DESCRIPTION OF THE TASK:
Pick out all lines of the entries that include the word "location" and copy them.
BEGIN INFORMATION GIVEN
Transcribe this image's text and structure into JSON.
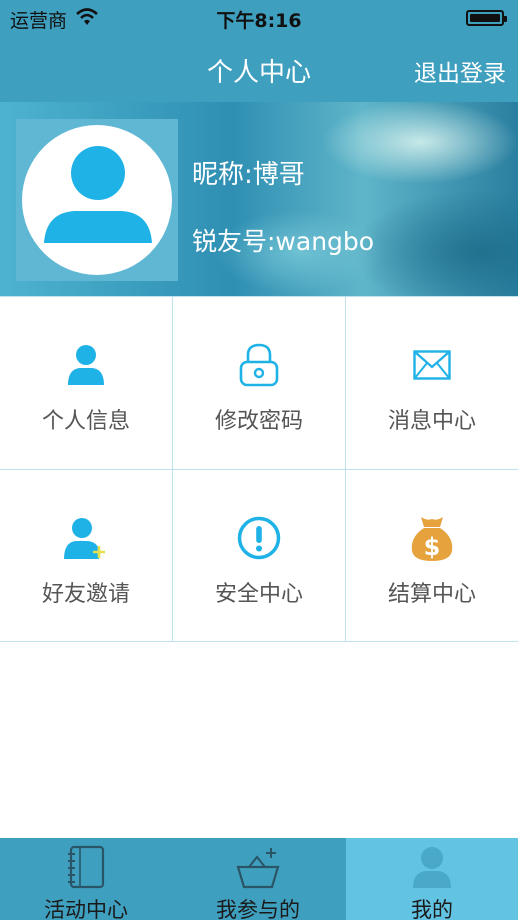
{
  "status_bar": {
    "carrier": "运营商",
    "time": "下午8:16"
  },
  "nav": {
    "title": "个人中心",
    "logout": "退出登录"
  },
  "profile": {
    "nickname": "昵称:博哥",
    "rui_id": "锐友号:wangbo"
  },
  "menu": [
    {
      "label": "个人信息",
      "icon": "person-icon"
    },
    {
      "label": "修改密码",
      "icon": "lock-icon"
    },
    {
      "label": "消息中心",
      "icon": "envelope-icon"
    },
    {
      "label": "好友邀请",
      "icon": "add-friend-icon"
    },
    {
      "label": "安全中心",
      "icon": "exclamation-icon"
    },
    {
      "label": "结算中心",
      "icon": "money-bag-icon"
    }
  ],
  "tabs": [
    {
      "label": "活动中心",
      "icon": "notebook-icon",
      "active": false
    },
    {
      "label": "我参与的",
      "icon": "basket-icon",
      "active": false
    },
    {
      "label": "我的",
      "icon": "user-icon",
      "active": true
    }
  ],
  "colors": {
    "header": "#3f9fbf",
    "accent": "#1fb2e6",
    "active_tab": "#62c3e3",
    "money": "#e6a23c"
  }
}
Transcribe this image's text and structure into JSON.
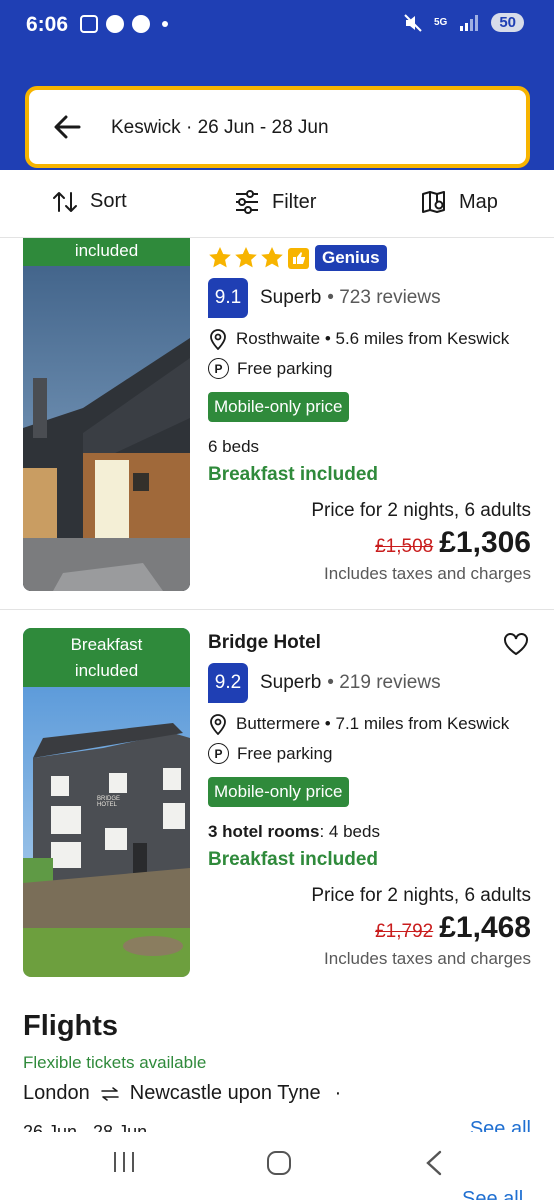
{
  "status": {
    "time": "6:06",
    "network": "5G",
    "battery": "50"
  },
  "search": {
    "query": "Keswick · 26 Jun - 28 Jun"
  },
  "toolbar": {
    "sort_label": "Sort",
    "filter_label": "Filter",
    "map_label": "Map"
  },
  "hotels": [
    {
      "name": "",
      "badge": "included",
      "star_count": 3,
      "genius_label": "Genius",
      "score": "9.1",
      "score_word": "Superb",
      "reviews": "• 723 reviews",
      "location": "Rosthwaite • 5.6 miles from Keswick",
      "parking": "Free parking",
      "mobile_price": "Mobile-only price",
      "beds_bold": "",
      "beds": "6 beds",
      "breakfast": "Breakfast included",
      "price_for": "Price for 2 nights, 6 adults",
      "old_price": "£1,508",
      "new_price": "£1,306",
      "taxes": "Includes taxes and charges"
    },
    {
      "name": "Bridge Hotel",
      "badge_line1": "Breakfast",
      "badge_line2": "included",
      "score": "9.2",
      "score_word": "Superb",
      "reviews": "• 219 reviews",
      "location": "Buttermere • 7.1 miles from Keswick",
      "parking": "Free parking",
      "mobile_price": "Mobile-only price",
      "beds_bold": "3 hotel rooms",
      "beds": ": 4 beds",
      "breakfast": "Breakfast included",
      "price_for": "Price for 2 nights, 6 adults",
      "old_price": "£1,792",
      "new_price": "£1,468",
      "taxes": "Includes taxes and charges",
      "sign_text": "BRIDGE HOTEL"
    }
  ],
  "flights": {
    "title": "Flights",
    "subtitle": "Flexible tickets available",
    "from": "London",
    "to": "Newcastle upon Tyne",
    "sep": "·",
    "dates": "26 Jun - 28 Jun",
    "see_all": "See all"
  },
  "colors": {
    "brand_blue": "#1f3fb4",
    "accent_yellow": "#f7b400",
    "green": "#2f8a3b",
    "strike_red": "#c91d1d",
    "link_blue": "#1f6fd1"
  }
}
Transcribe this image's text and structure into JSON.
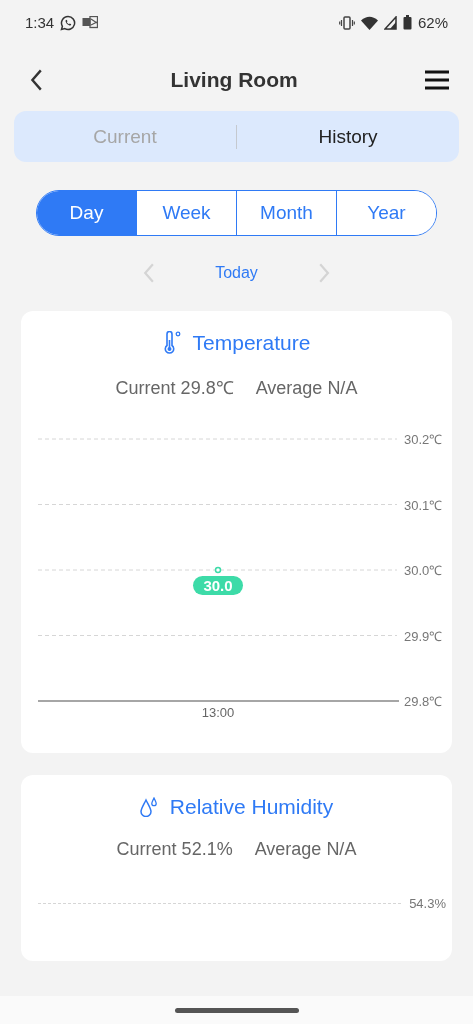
{
  "status_bar": {
    "time": "1:34",
    "battery": "62%"
  },
  "header": {
    "title": "Living Room"
  },
  "view_tabs": [
    {
      "label": "Current",
      "selected": false
    },
    {
      "label": "History",
      "selected": true
    }
  ],
  "periods": [
    {
      "label": "Day",
      "selected": true
    },
    {
      "label": "Week",
      "selected": false
    },
    {
      "label": "Month",
      "selected": false
    },
    {
      "label": "Year",
      "selected": false
    }
  ],
  "date_nav": {
    "label": "Today",
    "prev_disabled": true,
    "next_disabled": true
  },
  "temperature": {
    "title": "Temperature",
    "current": "Current 29.8℃",
    "average": "Average N/A",
    "chart_data": {
      "type": "scatter",
      "categories": [
        "13:00"
      ],
      "series": [
        {
          "color": "#3ddba8",
          "values": [
            30.0
          ]
        }
      ],
      "grid": true,
      "ylim": [
        29.8,
        30.2
      ],
      "yticks": [
        {
          "value": 30.2,
          "label": "30.2℃"
        },
        {
          "value": 30.1,
          "label": "30.1℃"
        },
        {
          "value": 30.0,
          "label": "30.0℃"
        },
        {
          "value": 29.9,
          "label": "29.9℃"
        },
        {
          "value": 29.8,
          "label": "29.8℃"
        }
      ],
      "value_labels": [
        "30.0"
      ]
    }
  },
  "humidity": {
    "title": "Relative Humidity",
    "current": "Current 52.1%",
    "average": "Average N/A",
    "axis_label": "54.3%"
  }
}
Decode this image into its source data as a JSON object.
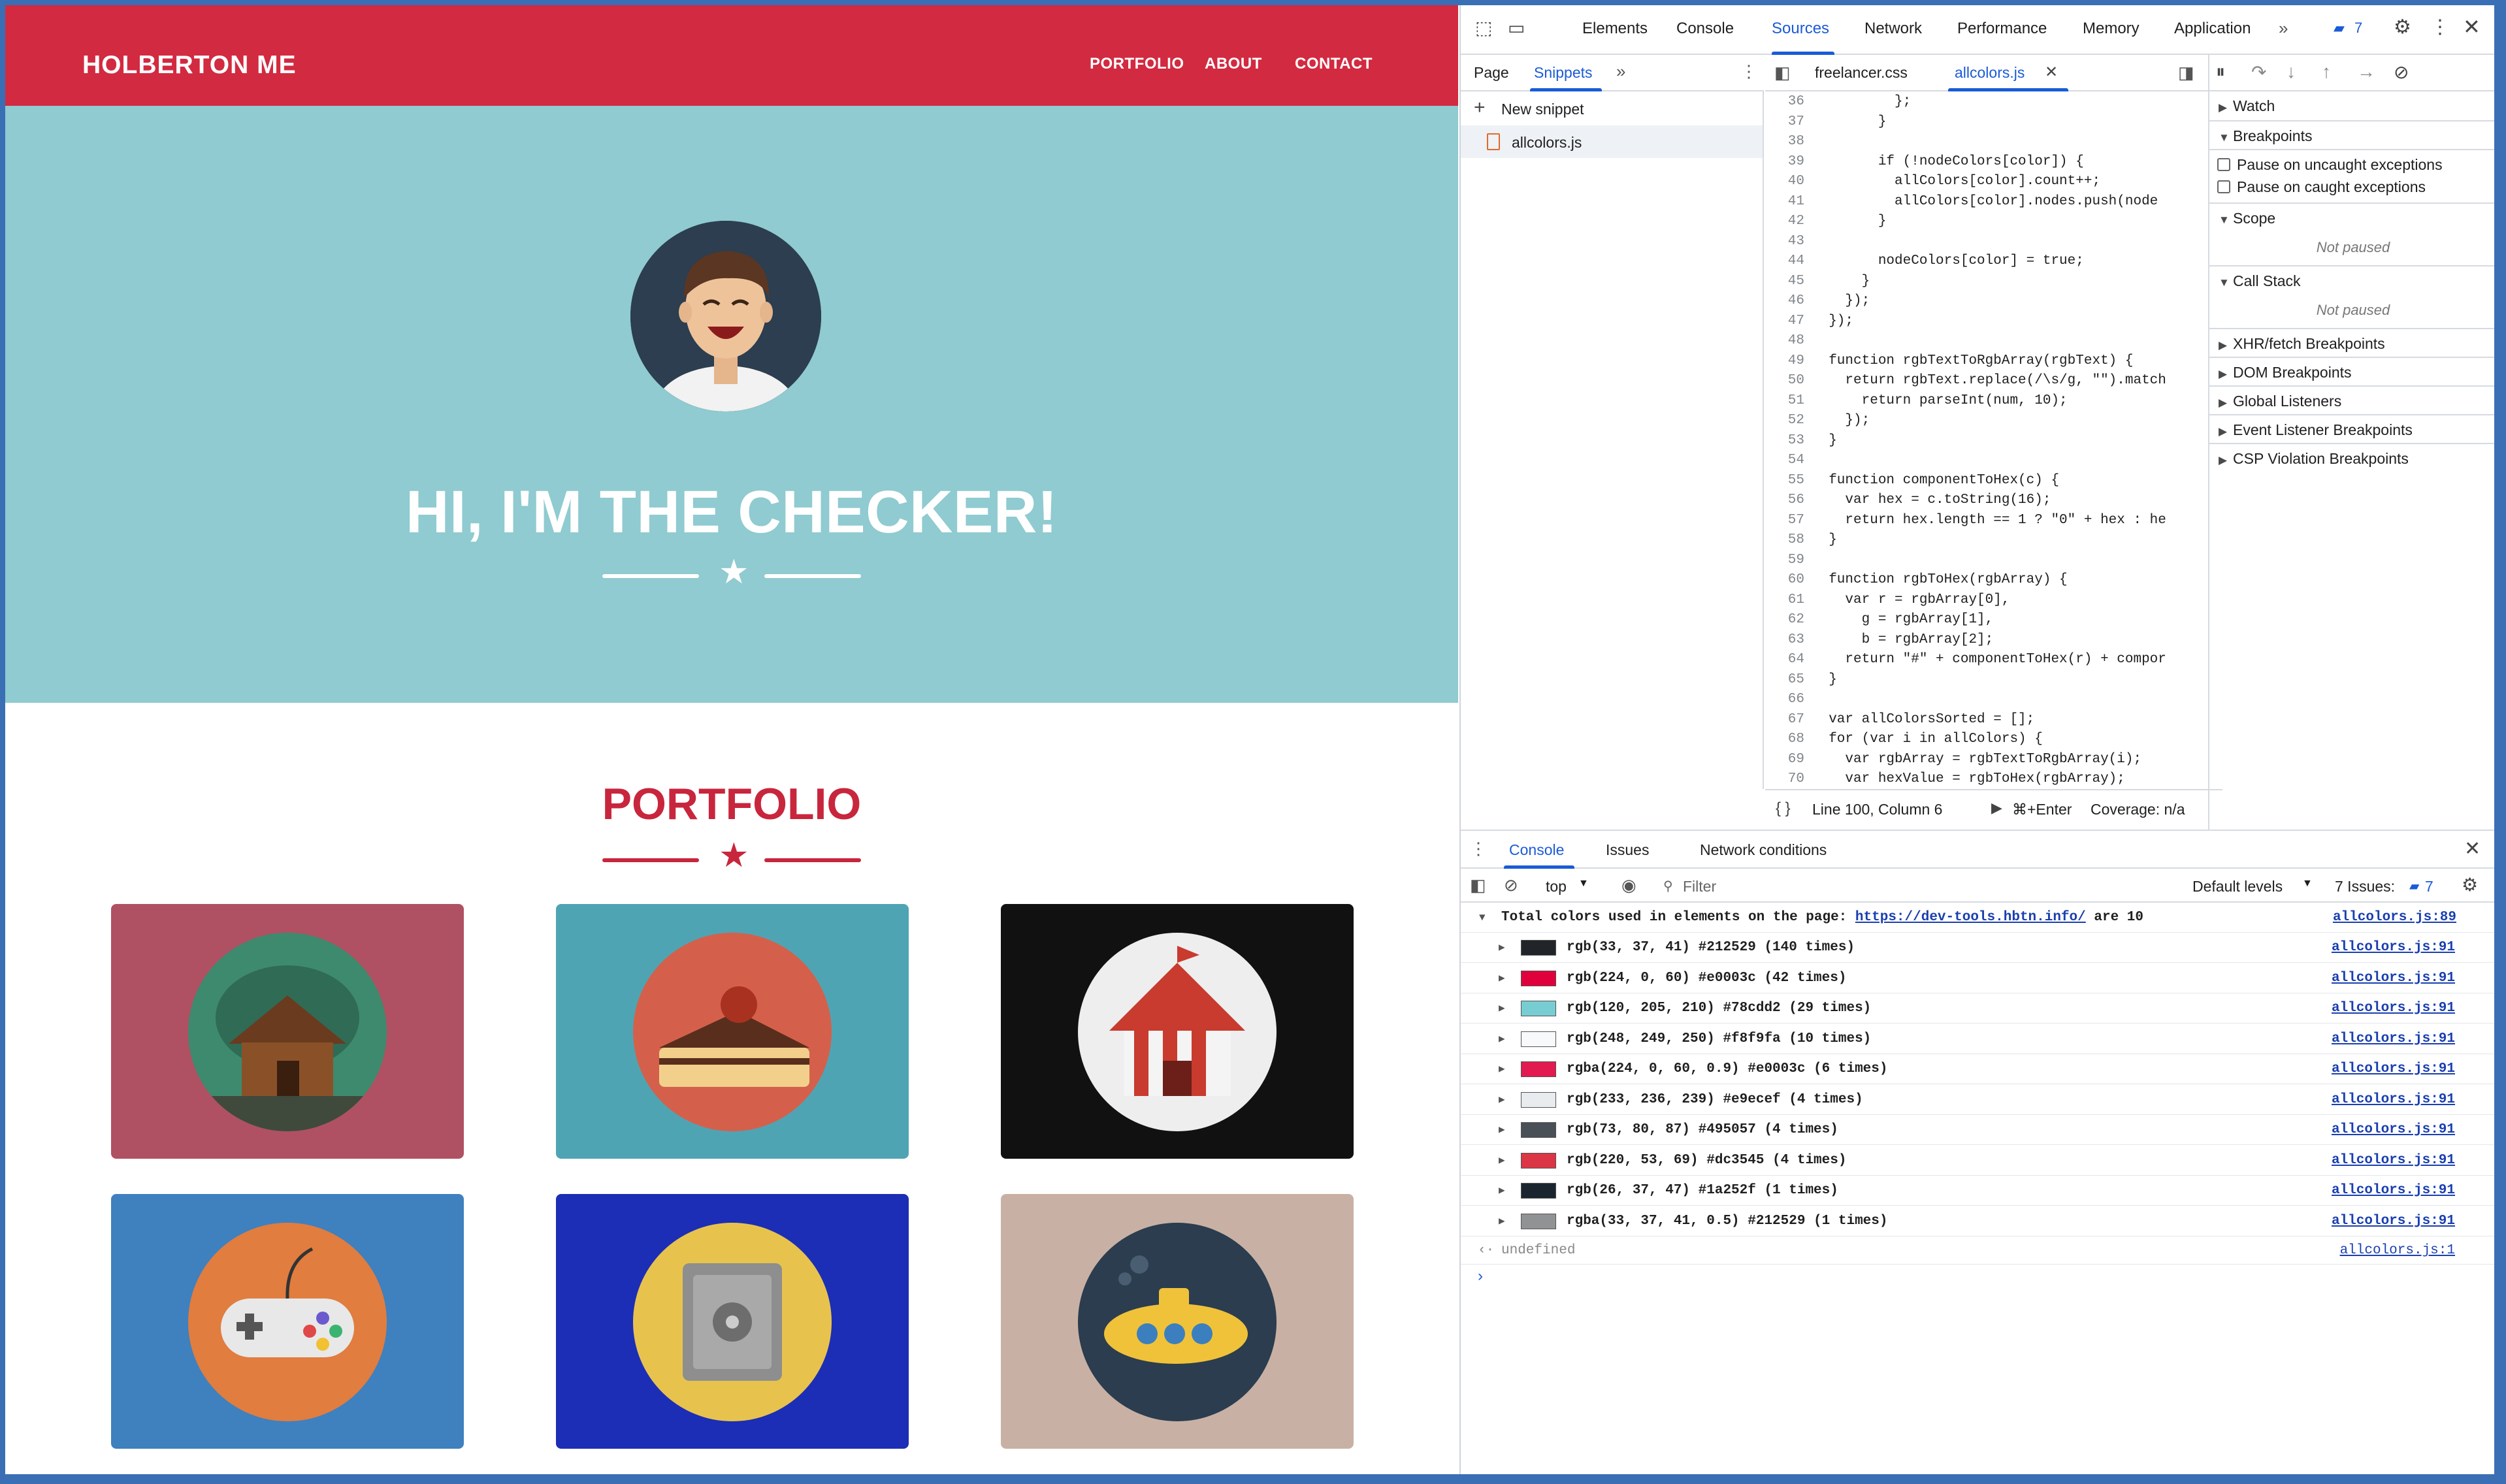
{
  "site": {
    "brand": "HOLBERTON ME",
    "nav": [
      "PORTFOLIO",
      "ABOUT",
      "CONTACT"
    ],
    "hero_title": "HI, I'M THE CHECKER!",
    "portfolio_title": "PORTFOLIO",
    "colors": {
      "navbar": "#d22a40",
      "hero": "#8fcbd0",
      "accent": "#c8263d"
    },
    "cards": [
      {
        "name": "cabin",
        "bg": "#b05063",
        "circle": "#3e8a6e"
      },
      {
        "name": "cake",
        "bg": "#4fa4b3",
        "circle": "#d4604b"
      },
      {
        "name": "circus",
        "bg": "#111111",
        "circle": "#eeeeee"
      },
      {
        "name": "game-controller",
        "bg": "#3f80bf",
        "circle": "#e07d3f"
      },
      {
        "name": "safe",
        "bg": "#1c2eb5",
        "circle": "#e7c34e"
      },
      {
        "name": "submarine",
        "bg": "#c8b1a4",
        "circle": "#2b3d4f"
      }
    ]
  },
  "devtools": {
    "tabs": [
      "Elements",
      "Console",
      "Sources",
      "Network",
      "Performance",
      "Memory",
      "Application"
    ],
    "active_tab": "Sources",
    "issues_badge": "7",
    "nav_tabs": [
      "Page",
      "Snippets"
    ],
    "new_snippet": "New snippet",
    "snippet_file": "allcolors.js",
    "editor_tabs": [
      "freelancer.css",
      "allcolors.js"
    ],
    "code_lines": [
      {
        "n": "36",
        "t": "          };"
      },
      {
        "n": "37",
        "t": "        }"
      },
      {
        "n": "38",
        "t": ""
      },
      {
        "n": "39",
        "t": "        if (!nodeColors[color]) {"
      },
      {
        "n": "40",
        "t": "          allColors[color].count++;"
      },
      {
        "n": "41",
        "t": "          allColors[color].nodes.push(node"
      },
      {
        "n": "42",
        "t": "        }"
      },
      {
        "n": "43",
        "t": ""
      },
      {
        "n": "44",
        "t": "        nodeColors[color] = true;"
      },
      {
        "n": "45",
        "t": "      }"
      },
      {
        "n": "46",
        "t": "    });"
      },
      {
        "n": "47",
        "t": "  });"
      },
      {
        "n": "48",
        "t": ""
      },
      {
        "n": "49",
        "t": "  function rgbTextToRgbArray(rgbText) {"
      },
      {
        "n": "50",
        "t": "    return rgbText.replace(/\\s/g, \"\").match"
      },
      {
        "n": "51",
        "t": "      return parseInt(num, 10);"
      },
      {
        "n": "52",
        "t": "    });"
      },
      {
        "n": "53",
        "t": "  }"
      },
      {
        "n": "54",
        "t": ""
      },
      {
        "n": "55",
        "t": "  function componentToHex(c) {"
      },
      {
        "n": "56",
        "t": "    var hex = c.toString(16);"
      },
      {
        "n": "57",
        "t": "    return hex.length == 1 ? \"0\" + hex : he"
      },
      {
        "n": "58",
        "t": "  }"
      },
      {
        "n": "59",
        "t": ""
      },
      {
        "n": "60",
        "t": "  function rgbToHex(rgbArray) {"
      },
      {
        "n": "61",
        "t": "    var r = rgbArray[0],"
      },
      {
        "n": "62",
        "t": "      g = rgbArray[1],"
      },
      {
        "n": "63",
        "t": "      b = rgbArray[2];"
      },
      {
        "n": "64",
        "t": "    return \"#\" + componentToHex(r) + compor"
      },
      {
        "n": "65",
        "t": "  }"
      },
      {
        "n": "66",
        "t": ""
      },
      {
        "n": "67",
        "t": "  var allColorsSorted = [];"
      },
      {
        "n": "68",
        "t": "  for (var i in allColors) {"
      },
      {
        "n": "69",
        "t": "    var rgbArray = rgbTextToRgbArray(i);"
      },
      {
        "n": "70",
        "t": "    var hexValue = rgbToHex(rgbArray);"
      }
    ],
    "status": {
      "position": "Line 100, Column 6",
      "run": "⌘+Enter",
      "coverage": "Coverage: n/a"
    },
    "right_pane": {
      "watch": "Watch",
      "breakpoints": "Breakpoints",
      "pause_uncaught": "Pause on uncaught exceptions",
      "pause_caught": "Pause on caught exceptions",
      "scope": "Scope",
      "not_paused": "Not paused",
      "call_stack": "Call Stack",
      "sections": [
        "XHR/fetch Breakpoints",
        "DOM Breakpoints",
        "Global Listeners",
        "Event Listener Breakpoints",
        "CSP Violation Breakpoints"
      ]
    },
    "console": {
      "tabs": [
        "Console",
        "Issues",
        "Network conditions"
      ],
      "context": "top",
      "filter_placeholder": "Filter",
      "levels": "Default levels",
      "issues_label": "7 Issues:",
      "issues_count": "7",
      "summary_prefix": "Total colors used in elements on the page:",
      "summary_link": "https://dev-tools.hbtn.info/",
      "summary_suffix": "are 10",
      "summary_src": "allcolors.js:89",
      "rows": [
        {
          "text": "rgb(33, 37, 41) #212529 (140 times)",
          "color": "#212529",
          "src": "allcolors.js:91"
        },
        {
          "text": "rgb(224, 0, 60) #e0003c (42 times)",
          "color": "#e0003c",
          "src": "allcolors.js:91"
        },
        {
          "text": "rgb(120, 205, 210) #78cdd2 (29 times)",
          "color": "#78cdd2",
          "src": "allcolors.js:91"
        },
        {
          "text": "rgb(248, 249, 250) #f8f9fa (10 times)",
          "color": "#f8f9fa",
          "src": "allcolors.js:91"
        },
        {
          "text": "rgba(224, 0, 60, 0.9) #e0003c (6 times)",
          "color": "#e21a4f",
          "src": "allcolors.js:91"
        },
        {
          "text": "rgb(233, 236, 239) #e9ecef (4 times)",
          "color": "#e9ecef",
          "src": "allcolors.js:91"
        },
        {
          "text": "rgb(73, 80, 87) #495057 (4 times)",
          "color": "#495057",
          "src": "allcolors.js:91"
        },
        {
          "text": "rgb(220, 53, 69) #dc3545 (4 times)",
          "color": "#dc3545",
          "src": "allcolors.js:91"
        },
        {
          "text": "rgb(26, 37, 47) #1a252f (1 times)",
          "color": "#1a252f",
          "src": "allcolors.js:91"
        },
        {
          "text": "rgba(33, 37, 41, 0.5) #212529 (1 times)",
          "color": "#909294",
          "src": "allcolors.js:91"
        }
      ],
      "result": "undefined",
      "result_src": "allcolors.js:1"
    }
  }
}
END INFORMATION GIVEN
FINAL ANSWER:
      "location": "Rosthwaite • 5.6 miles from Keswick",
      "location": "Buttermere • 7.1 miles from Keswick",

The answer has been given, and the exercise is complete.